Using an advanced scanning technique, the scientists have identified a brain tumour, previously thought to be rare, which may be responsible for about 5 per cent of all serious cases of epilepsy.

Dr Simon Shorvon, a consultant neurologist at the Institute of Neurology in London where the research has been carried out, said yesterday that all patients with severe epilepsy which cannot be controlled by drugs should ask for a scan using Magnetic Resonance Imaging (MRI) to see whether they have the tumour. Epilepsy is a neurological disorder with more than one cause, which results in recurrent fits linked to abnormal electrical activity in the brain.

Speaking at the launch of the world's first brain scanning unit dedicated solely to epilepsy treatment and research, Dr Shorvon said that some patients, possibly 'several thousand', may have been told that their fits were due to an inoperable, malignant tumour and that they had only a short time to live. 'This is an understandable mistake. On less precise scans, such as a CAT scan, this is how it (the tumour) would appear,' he said.

But research over the last two years using MRI to create a three- dimensional picture of the brain has shown that the tumour, known as a dysembryoplastic neuro-epithelial tumour (DNT), is benign and suitable for surgical removal.

The results of the research, funded by the National Society for Epilepsy (NSE), will be published in the journal Brain shortly.

Dr Shorvon, who is medical director of the NSE, said that the work would also provide valuable clues to the development of malignant tumours. DNT was a unique, developmental type of tumour, which was on the 'borderland between cancer and a congenital anomaly', he said. It can occur in children or adults and in a variety of sites in the brain.

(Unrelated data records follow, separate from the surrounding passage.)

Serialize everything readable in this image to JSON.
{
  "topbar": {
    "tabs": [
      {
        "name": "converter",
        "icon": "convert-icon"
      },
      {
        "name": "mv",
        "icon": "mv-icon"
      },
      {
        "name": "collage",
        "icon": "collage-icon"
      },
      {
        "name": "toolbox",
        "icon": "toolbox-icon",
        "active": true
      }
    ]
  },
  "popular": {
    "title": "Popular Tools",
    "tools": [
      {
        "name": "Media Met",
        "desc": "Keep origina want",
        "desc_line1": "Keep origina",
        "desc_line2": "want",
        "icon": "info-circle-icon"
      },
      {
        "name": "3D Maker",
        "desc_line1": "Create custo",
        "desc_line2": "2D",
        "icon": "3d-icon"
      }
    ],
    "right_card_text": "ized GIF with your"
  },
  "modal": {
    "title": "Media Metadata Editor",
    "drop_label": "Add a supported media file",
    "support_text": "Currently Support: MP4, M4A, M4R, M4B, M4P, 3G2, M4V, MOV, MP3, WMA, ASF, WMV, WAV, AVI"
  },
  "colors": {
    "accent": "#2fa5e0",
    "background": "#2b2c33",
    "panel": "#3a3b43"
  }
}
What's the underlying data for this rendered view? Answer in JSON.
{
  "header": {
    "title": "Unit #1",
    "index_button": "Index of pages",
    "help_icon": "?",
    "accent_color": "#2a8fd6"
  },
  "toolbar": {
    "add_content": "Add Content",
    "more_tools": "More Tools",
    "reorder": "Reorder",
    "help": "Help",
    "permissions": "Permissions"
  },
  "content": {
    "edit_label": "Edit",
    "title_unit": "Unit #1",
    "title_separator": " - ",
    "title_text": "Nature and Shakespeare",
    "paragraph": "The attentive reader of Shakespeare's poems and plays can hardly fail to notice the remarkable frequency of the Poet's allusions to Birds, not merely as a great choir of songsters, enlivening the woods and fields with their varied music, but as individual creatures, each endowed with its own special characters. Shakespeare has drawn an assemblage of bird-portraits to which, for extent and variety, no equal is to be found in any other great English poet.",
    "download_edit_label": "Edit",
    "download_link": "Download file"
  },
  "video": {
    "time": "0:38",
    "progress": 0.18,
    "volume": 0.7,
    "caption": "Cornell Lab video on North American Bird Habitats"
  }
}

Patients who have fits or seizures are not screened by MRI routinely because of a shortage of machines and the cost - up to pounds 450 per 20- minute scan. 'Last year there were more MRI scanners in Boston than in the whole of this country. This has improved but provision is still inadequate,' Dr Shorvon said.

The new unit, which will open before the end of the year at the headquarters of the National Society for Epilepsy, at Chalfont St Peter, Buckinghamshire, means that many more NHS patients will have the option of an MRI scan paid for by the charity. Doctors there should be able to locate the precise site in the brain which causes epilepsy and decide whether surgery would help.

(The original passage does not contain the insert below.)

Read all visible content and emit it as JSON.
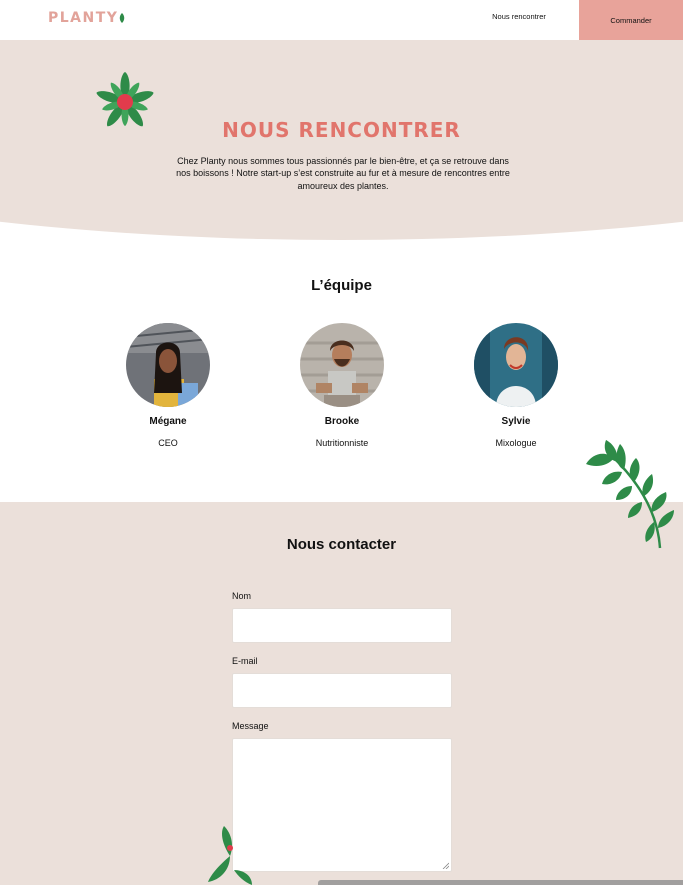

About 350,000 people in Britain suffer from epilepsy, including 100,000 children. The estimated number of people who would benefit from brain surgery is about 20,000, but only 150 operations are carried out each year.

Dr Shorvon said that patients could be referred by their GPs direct to the unit, which has received a pounds 1.2m donation from the pharmaceutical company, Glaxo.